|Budget Amount *help
¥1,800,000 (Direct Cost : ¥1,800,000)
Fiscal Year 1997 : ¥500,000 (Direct Cost : ¥500,000)
Fiscal Year 1996 : ¥1,300,000 (Direct Cost : ¥1,300,000)
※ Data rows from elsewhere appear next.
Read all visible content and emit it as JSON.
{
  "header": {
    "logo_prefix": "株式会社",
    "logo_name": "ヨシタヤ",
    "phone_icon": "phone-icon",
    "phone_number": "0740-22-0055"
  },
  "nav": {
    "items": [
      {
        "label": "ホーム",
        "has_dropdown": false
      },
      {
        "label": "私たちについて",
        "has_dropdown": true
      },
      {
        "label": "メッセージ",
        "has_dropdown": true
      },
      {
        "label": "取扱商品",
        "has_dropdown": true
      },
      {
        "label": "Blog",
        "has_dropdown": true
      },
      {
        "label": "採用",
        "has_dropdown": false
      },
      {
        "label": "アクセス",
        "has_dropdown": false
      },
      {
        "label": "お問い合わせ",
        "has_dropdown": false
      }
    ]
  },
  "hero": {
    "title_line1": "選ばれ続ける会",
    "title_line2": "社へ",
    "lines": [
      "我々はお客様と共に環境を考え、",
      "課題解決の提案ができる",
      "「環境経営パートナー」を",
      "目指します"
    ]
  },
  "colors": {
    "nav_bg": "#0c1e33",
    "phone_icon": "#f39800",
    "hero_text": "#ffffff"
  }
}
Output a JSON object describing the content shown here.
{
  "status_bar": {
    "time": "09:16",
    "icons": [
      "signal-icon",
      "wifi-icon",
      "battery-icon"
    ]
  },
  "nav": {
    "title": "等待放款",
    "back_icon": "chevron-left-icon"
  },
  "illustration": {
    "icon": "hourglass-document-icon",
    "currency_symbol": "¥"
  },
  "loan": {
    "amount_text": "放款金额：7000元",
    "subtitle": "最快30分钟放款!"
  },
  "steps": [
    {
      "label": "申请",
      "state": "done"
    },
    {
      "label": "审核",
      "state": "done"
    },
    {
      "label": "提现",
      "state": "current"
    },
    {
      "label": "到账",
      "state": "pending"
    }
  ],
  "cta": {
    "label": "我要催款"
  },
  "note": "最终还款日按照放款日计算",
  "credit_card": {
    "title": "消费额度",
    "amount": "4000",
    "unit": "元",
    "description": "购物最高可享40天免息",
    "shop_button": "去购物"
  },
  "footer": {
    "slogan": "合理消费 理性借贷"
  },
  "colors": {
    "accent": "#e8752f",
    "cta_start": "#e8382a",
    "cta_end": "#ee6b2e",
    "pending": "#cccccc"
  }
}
Methamphetamine, a psychostimulant, produced abnormal jaw movements such as licking and biting, which behavior is regarded as an animal model of dyskinesia in human. The intracerebroventricular administration of histamine produces anorexia and arousal states in cats and rats. However, the possible involvement of histaminergic system in the actions of methamphetamine is still unclear. Therefore, we examined the effects of histaminergic agents on methamphetamine-induced abnormal jaw movements such as licking and biting, and the effects of dopaminergic agents including methamphetamine on the histaminergic system using microdialysis method in rat brain. From the findings obtained here, it is suggest that central histaminergic system has an inhibitory role in methamphetamine-induced abnormal jaw movements such as licking and biting. Interestingly, when abnormal jaw movements was observed in methamphetamine-treated rats, histamine release of striatum was significantly increased in compared with the saline-treated rats. Pretreatments with sulpiride (10mg/kg)and haloperidol (0.5 mg/kg), dopamine D2 antagonists, blocked the methamphetamine-induced elevations in histamine release in the rat striatum, whereas SCH23390 (0.1 mg/kg), a dopamine D1 receptor antagonist, could not. In this study, we could clarify the inhibitory role of histaminergic system through dopamine D2-receptors in abnormal jaw movements such as licking and biting.